[EXERCISE DIRECTIONS] Only the lines with the string "true" are needed; return each of them from the entries below.

[Saved data entries]
================
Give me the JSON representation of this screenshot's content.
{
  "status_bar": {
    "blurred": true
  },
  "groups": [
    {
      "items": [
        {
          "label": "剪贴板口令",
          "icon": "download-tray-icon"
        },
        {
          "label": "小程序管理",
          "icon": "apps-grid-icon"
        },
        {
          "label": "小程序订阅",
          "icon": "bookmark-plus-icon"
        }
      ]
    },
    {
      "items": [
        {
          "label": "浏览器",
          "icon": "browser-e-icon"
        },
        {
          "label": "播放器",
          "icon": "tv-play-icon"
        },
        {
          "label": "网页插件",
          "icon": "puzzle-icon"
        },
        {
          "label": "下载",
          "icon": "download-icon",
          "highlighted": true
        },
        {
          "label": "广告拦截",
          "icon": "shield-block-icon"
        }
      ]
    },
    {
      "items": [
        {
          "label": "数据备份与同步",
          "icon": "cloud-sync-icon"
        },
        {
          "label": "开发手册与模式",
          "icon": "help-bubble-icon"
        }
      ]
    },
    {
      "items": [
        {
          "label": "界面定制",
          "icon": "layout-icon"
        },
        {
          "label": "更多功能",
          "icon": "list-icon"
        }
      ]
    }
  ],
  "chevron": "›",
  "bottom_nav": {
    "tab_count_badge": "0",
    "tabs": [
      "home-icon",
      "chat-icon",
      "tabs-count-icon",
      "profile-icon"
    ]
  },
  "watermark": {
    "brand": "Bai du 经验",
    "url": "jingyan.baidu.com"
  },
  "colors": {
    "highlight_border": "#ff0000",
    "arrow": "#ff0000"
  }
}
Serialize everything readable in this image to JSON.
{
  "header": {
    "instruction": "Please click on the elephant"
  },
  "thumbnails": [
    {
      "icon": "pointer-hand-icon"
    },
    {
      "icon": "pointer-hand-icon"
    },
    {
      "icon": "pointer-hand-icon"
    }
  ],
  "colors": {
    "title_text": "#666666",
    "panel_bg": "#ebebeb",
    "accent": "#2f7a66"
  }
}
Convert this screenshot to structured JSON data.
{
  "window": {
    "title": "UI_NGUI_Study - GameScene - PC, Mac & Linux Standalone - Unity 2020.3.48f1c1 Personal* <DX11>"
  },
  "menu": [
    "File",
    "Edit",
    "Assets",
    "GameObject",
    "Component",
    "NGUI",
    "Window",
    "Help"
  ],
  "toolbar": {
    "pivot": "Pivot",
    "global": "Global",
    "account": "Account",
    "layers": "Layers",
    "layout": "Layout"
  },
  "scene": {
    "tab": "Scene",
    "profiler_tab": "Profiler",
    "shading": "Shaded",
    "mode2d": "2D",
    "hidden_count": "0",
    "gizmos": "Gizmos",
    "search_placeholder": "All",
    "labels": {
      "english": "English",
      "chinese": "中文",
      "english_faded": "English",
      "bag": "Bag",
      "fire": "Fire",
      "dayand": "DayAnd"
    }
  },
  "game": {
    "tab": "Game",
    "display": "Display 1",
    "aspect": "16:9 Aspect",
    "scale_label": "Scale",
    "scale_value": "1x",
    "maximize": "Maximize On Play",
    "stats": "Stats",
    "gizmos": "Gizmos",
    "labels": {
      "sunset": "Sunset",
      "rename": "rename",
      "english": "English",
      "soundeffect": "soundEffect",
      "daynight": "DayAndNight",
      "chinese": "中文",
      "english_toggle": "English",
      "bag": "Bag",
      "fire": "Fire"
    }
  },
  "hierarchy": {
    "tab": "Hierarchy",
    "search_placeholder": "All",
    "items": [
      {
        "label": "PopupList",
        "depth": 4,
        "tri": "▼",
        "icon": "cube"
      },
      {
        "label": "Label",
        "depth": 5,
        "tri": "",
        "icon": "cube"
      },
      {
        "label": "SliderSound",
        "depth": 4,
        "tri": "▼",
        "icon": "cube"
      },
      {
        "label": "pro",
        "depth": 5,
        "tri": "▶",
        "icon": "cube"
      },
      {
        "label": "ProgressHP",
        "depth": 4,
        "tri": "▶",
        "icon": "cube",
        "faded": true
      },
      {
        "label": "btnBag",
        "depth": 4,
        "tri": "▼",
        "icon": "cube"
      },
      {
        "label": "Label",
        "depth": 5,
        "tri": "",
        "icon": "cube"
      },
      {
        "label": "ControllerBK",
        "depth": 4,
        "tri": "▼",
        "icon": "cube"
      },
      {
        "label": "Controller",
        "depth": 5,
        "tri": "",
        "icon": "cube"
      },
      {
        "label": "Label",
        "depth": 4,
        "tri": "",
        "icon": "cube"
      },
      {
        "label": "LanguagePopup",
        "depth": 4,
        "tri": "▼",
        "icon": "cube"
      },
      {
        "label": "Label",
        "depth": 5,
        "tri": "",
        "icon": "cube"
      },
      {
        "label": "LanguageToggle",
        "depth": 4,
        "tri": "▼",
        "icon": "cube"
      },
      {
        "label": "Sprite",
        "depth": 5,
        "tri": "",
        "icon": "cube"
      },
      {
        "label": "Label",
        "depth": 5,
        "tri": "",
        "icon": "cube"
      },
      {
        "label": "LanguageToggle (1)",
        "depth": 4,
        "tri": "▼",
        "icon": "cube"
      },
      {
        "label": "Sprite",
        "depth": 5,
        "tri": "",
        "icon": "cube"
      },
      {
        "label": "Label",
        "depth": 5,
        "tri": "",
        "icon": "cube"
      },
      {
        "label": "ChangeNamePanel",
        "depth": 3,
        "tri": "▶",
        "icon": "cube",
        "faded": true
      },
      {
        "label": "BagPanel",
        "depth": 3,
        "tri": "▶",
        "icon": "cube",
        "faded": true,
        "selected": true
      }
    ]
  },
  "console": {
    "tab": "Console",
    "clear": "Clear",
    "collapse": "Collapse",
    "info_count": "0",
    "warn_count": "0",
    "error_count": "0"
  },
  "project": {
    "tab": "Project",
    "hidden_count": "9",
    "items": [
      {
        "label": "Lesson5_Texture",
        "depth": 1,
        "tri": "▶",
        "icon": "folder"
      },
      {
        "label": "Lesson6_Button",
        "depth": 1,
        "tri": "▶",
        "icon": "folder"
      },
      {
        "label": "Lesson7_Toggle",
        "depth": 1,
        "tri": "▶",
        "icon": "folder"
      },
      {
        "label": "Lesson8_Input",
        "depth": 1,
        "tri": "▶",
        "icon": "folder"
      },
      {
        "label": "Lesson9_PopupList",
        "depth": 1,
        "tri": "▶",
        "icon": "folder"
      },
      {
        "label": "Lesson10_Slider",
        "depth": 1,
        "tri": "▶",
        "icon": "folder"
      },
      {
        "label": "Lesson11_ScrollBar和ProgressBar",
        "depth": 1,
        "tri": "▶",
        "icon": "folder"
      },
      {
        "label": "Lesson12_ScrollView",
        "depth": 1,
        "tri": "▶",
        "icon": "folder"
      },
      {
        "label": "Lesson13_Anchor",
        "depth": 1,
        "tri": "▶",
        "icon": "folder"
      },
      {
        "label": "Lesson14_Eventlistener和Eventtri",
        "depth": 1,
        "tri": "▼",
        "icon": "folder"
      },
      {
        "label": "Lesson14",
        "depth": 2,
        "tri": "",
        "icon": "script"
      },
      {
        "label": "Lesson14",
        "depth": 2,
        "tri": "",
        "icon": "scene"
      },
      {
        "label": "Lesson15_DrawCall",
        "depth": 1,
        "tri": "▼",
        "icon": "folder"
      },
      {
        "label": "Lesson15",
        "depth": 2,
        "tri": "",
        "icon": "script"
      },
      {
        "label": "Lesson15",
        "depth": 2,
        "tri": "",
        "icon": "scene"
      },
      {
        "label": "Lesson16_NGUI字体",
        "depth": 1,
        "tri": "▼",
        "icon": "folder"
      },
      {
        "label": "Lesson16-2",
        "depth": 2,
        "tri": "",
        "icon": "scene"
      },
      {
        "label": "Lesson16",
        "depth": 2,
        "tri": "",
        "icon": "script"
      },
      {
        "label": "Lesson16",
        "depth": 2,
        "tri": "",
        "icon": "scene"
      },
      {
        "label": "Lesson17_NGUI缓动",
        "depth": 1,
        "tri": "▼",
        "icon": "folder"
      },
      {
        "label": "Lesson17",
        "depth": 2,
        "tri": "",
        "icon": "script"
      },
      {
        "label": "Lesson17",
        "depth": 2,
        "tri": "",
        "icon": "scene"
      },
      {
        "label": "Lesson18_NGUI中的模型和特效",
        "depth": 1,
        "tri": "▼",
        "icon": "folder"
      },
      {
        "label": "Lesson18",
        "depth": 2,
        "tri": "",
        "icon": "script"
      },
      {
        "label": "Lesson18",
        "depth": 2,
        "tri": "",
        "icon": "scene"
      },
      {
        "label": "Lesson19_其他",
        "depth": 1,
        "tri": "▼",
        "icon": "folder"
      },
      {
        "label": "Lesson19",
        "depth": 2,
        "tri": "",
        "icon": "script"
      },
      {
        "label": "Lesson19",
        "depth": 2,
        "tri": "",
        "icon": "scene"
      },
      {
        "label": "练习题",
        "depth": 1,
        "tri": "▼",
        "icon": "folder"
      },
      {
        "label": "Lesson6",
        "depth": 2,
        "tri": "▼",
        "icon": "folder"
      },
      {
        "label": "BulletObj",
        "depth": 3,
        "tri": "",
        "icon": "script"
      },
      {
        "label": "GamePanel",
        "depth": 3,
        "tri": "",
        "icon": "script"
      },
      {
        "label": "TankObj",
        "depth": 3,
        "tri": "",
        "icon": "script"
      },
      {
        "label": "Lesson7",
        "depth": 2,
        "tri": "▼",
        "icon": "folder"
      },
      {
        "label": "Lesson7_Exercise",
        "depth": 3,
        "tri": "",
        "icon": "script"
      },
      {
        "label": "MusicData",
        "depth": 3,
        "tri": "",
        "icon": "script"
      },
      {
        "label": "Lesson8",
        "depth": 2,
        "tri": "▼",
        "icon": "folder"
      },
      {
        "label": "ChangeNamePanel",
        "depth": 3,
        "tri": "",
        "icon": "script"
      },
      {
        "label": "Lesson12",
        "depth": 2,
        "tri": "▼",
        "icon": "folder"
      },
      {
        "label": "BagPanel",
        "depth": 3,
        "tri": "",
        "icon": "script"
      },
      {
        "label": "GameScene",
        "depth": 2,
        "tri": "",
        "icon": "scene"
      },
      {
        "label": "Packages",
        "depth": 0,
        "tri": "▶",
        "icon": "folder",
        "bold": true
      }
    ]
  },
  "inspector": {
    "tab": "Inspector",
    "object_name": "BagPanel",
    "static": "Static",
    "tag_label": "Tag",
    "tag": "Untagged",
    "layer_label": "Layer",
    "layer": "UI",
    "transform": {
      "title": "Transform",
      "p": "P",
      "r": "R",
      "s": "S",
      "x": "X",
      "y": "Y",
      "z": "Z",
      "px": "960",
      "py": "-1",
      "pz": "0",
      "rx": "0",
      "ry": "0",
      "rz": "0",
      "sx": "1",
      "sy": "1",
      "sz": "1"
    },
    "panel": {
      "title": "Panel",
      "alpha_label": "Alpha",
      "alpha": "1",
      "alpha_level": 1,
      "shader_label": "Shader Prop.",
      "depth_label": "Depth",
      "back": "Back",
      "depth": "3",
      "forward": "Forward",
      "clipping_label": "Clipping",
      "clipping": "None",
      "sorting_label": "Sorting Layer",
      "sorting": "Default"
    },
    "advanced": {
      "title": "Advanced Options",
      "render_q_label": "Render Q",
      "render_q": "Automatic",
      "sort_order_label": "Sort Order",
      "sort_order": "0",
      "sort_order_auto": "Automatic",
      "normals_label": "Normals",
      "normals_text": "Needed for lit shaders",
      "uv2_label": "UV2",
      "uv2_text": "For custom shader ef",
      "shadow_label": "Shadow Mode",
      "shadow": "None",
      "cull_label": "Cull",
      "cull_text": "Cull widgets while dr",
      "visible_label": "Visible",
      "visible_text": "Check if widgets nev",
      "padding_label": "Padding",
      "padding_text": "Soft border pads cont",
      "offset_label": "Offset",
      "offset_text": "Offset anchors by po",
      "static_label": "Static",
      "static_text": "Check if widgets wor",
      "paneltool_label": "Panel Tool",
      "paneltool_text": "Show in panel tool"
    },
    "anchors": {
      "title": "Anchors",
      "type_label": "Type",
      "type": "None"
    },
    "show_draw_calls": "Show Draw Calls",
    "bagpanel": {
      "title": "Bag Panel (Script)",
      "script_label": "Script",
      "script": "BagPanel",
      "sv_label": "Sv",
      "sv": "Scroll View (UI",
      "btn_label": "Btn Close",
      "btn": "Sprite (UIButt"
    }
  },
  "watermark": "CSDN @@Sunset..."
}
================
[ANSWER]
    "blurred": true
          "highlighted": true
        "faded": true
        "faded": true
        "faded": true,
        "selected": true
        "bold": true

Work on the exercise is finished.